■ Exercise brief:
Return a copy of each line in the listing that includes the word "tray".

■ Information given:
- Opening Delimiter -

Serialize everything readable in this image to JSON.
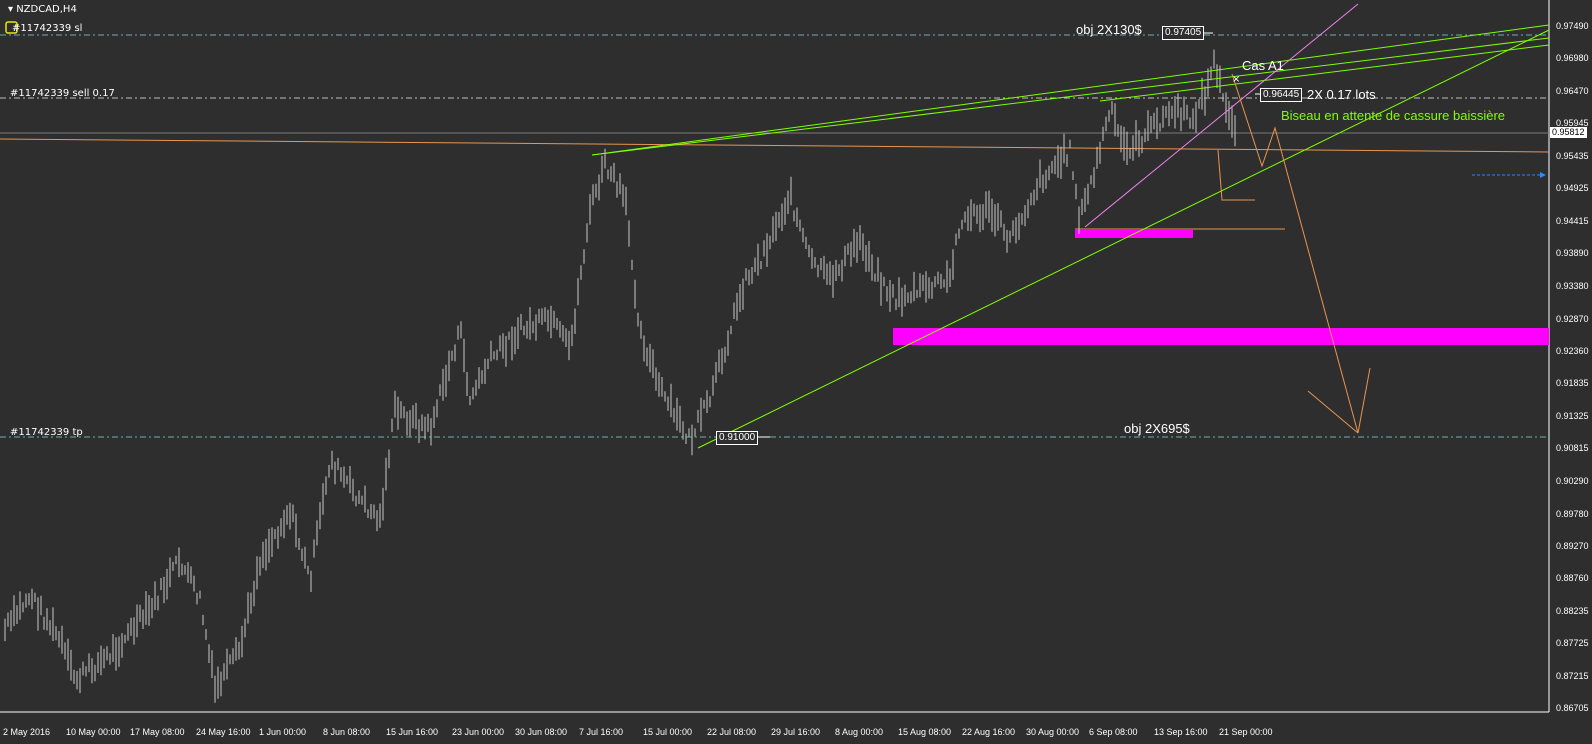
{
  "window": {
    "title": "NZDCAD,H4"
  },
  "order_lines": {
    "sl": "#11742339 sl",
    "entry": "#11742339 sell 0.17",
    "tp": "#11742339 tp"
  },
  "annotations": {
    "obj_top": "obj 2X130$",
    "obj_bottom": "obj 2X695$",
    "case": "Cas A1",
    "lots": "2X 0.17 lots",
    "pattern_note": "Biseau en attente de cassure baissière"
  },
  "price_boxes": {
    "high": "0.97405",
    "entry": "0.96445",
    "low": "0.91000"
  },
  "current_price": "0.95812",
  "price_axis": [
    "0.97490",
    "0.96980",
    "0.96470",
    "0.95945",
    "0.95435",
    "0.94925",
    "0.94415",
    "0.93890",
    "0.93380",
    "0.92870",
    "0.92360",
    "0.91835",
    "0.91325",
    "0.90815",
    "0.90290",
    "0.89780",
    "0.89270",
    "0.88760",
    "0.88235",
    "0.87725",
    "0.87215",
    "0.86705"
  ],
  "time_axis": [
    "2 May 2016",
    "10 May 00:00",
    "17 May 08:00",
    "24 May 16:00",
    "1 Jun 00:00",
    "8 Jun 08:00",
    "15 Jun 16:00",
    "23 Jun 00:00",
    "30 Jun 08:00",
    "7 Jul 16:00",
    "15 Jul 00:00",
    "22 Jul 08:00",
    "29 Jul 16:00",
    "8 Aug 00:00",
    "15 Aug 08:00",
    "22 Aug 16:00",
    "30 Aug 00:00",
    "6 Sep 08:00",
    "13 Sep 16:00",
    "21 Sep 00:00"
  ],
  "colors": {
    "background": "#2e2e2e",
    "bars": "#c8c8c8",
    "trendline": "#7fff00",
    "zone": "#ff00ff",
    "projection": "#ffa040",
    "order_line": "#9fd7d7"
  }
}
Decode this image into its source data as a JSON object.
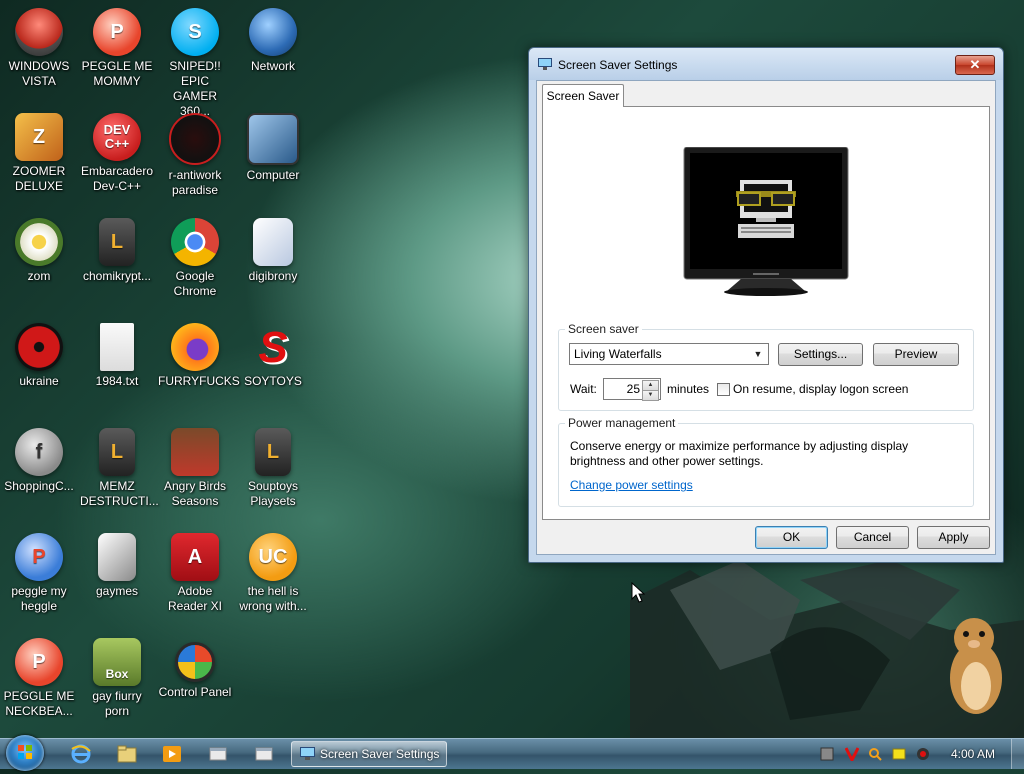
{
  "desktop": {
    "icons": [
      {
        "label": "WINDOWS VISTA",
        "icon": "vista-ball-icon",
        "color": "#c0392b"
      },
      {
        "label": "PEGGLE ME MOMMY",
        "icon": "peggle-p-icon",
        "color": "#e8452c"
      },
      {
        "label": "SNIPED!! EPIC GAMER 360...",
        "icon": "skype-icon",
        "color": "#00aff0"
      },
      {
        "label": "Network",
        "icon": "network-globe-icon",
        "color": "#2d6bb5"
      },
      {
        "label": "ZOOMER DELUXE",
        "icon": "zuma-icon",
        "color": "#d08a1a"
      },
      {
        "label": "Embarcadero Dev-C++",
        "icon": "devcpp-icon",
        "color": "#c81e1e"
      },
      {
        "label": "r-antiwork paradise",
        "icon": "antiwork-icon",
        "color": "#222222"
      },
      {
        "label": "Computer",
        "icon": "computer-icon",
        "color": "#3a6fa8"
      },
      {
        "label": "zom",
        "icon": "flower-icon",
        "color": "#e9e9d0"
      },
      {
        "label": "chomikrypt...",
        "icon": "shortcut-clock-icon",
        "color": "#3a3a3a"
      },
      {
        "label": "Google Chrome",
        "icon": "chrome-icon",
        "color": "#db4437"
      },
      {
        "label": "digibrony",
        "icon": "digibrony-icon",
        "color": "#e8eef8"
      },
      {
        "label": "ukraine",
        "icon": "radiation-icon",
        "color": "#d01818"
      },
      {
        "label": "1984.txt",
        "icon": "text-file-icon",
        "color": "#f2f2f2"
      },
      {
        "label": "FURRYFUCKS",
        "icon": "firefox-icon",
        "color": "#ff7b1a"
      },
      {
        "label": "SOYTOYS",
        "icon": "soytoys-s-icon",
        "color": "#e01010"
      },
      {
        "label": "ShoppingC...",
        "icon": "flash-icon",
        "color": "#8a8a8a"
      },
      {
        "label": "MEMZ DESTRUCTI...",
        "icon": "shortcut-clock-icon",
        "color": "#3a3a3a"
      },
      {
        "label": "Angry Birds Seasons",
        "icon": "angry-birds-icon",
        "color": "#c0392b"
      },
      {
        "label": "Souptoys Playsets",
        "icon": "shortcut-clock-icon",
        "color": "#3a3a3a"
      },
      {
        "label": "peggle my heggle",
        "icon": "peggle-p-icon",
        "color": "#3b7dd8"
      },
      {
        "label": "gaymes",
        "icon": "documents-icon",
        "color": "#6a6a6a"
      },
      {
        "label": "Adobe Reader XI",
        "icon": "adobe-reader-icon",
        "color": "#c8141e"
      },
      {
        "label": "the hell is wrong with...",
        "icon": "uc-browser-icon",
        "color": "#f39c12"
      },
      {
        "label": "PEGGLE ME NECKBEA...",
        "icon": "peggle-p-icon",
        "color": "#e8452c"
      },
      {
        "label": "gay fiurry porn",
        "icon": "box-hamster-icon",
        "color": "#7a9a3a"
      },
      {
        "label": "Control Panel",
        "icon": "control-panel-icon",
        "color": "#3a7a3a"
      }
    ]
  },
  "dialog": {
    "title": "Screen Saver Settings",
    "close_glyph": "✕",
    "tab_label": "Screen Saver",
    "screensaver_group": {
      "legend": "Screen saver",
      "selected": "Living Waterfalls",
      "settings_label": "Settings...",
      "preview_label": "Preview",
      "wait_label": "Wait:",
      "wait_value": "25",
      "minutes_label": "minutes",
      "resume_label": "On resume, display logon screen",
      "resume_checked": false
    },
    "power_group": {
      "legend": "Power management",
      "description": "Conserve energy or maximize performance by adjusting display brightness and other power settings.",
      "link": "Change power settings"
    },
    "ok_label": "OK",
    "cancel_label": "Cancel",
    "apply_label": "Apply"
  },
  "taskbar": {
    "task_label": "Screen Saver Settings",
    "clock": "4:00 AM",
    "quick_launch": [
      "ie-icon",
      "explorer-folder-icon",
      "media-player-icon",
      "window-icon",
      "window-icon"
    ],
    "tray": [
      "tray-app-icon",
      "tray-v-icon",
      "tray-search-icon",
      "tray-note-icon",
      "tray-record-icon"
    ]
  }
}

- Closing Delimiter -

■ Solution to this exercise:
    "tray": [
      "tray-app-icon",
      "tray-v-icon",
      "tray-search-icon",
      "tray-note-icon",
      "tray-record-icon"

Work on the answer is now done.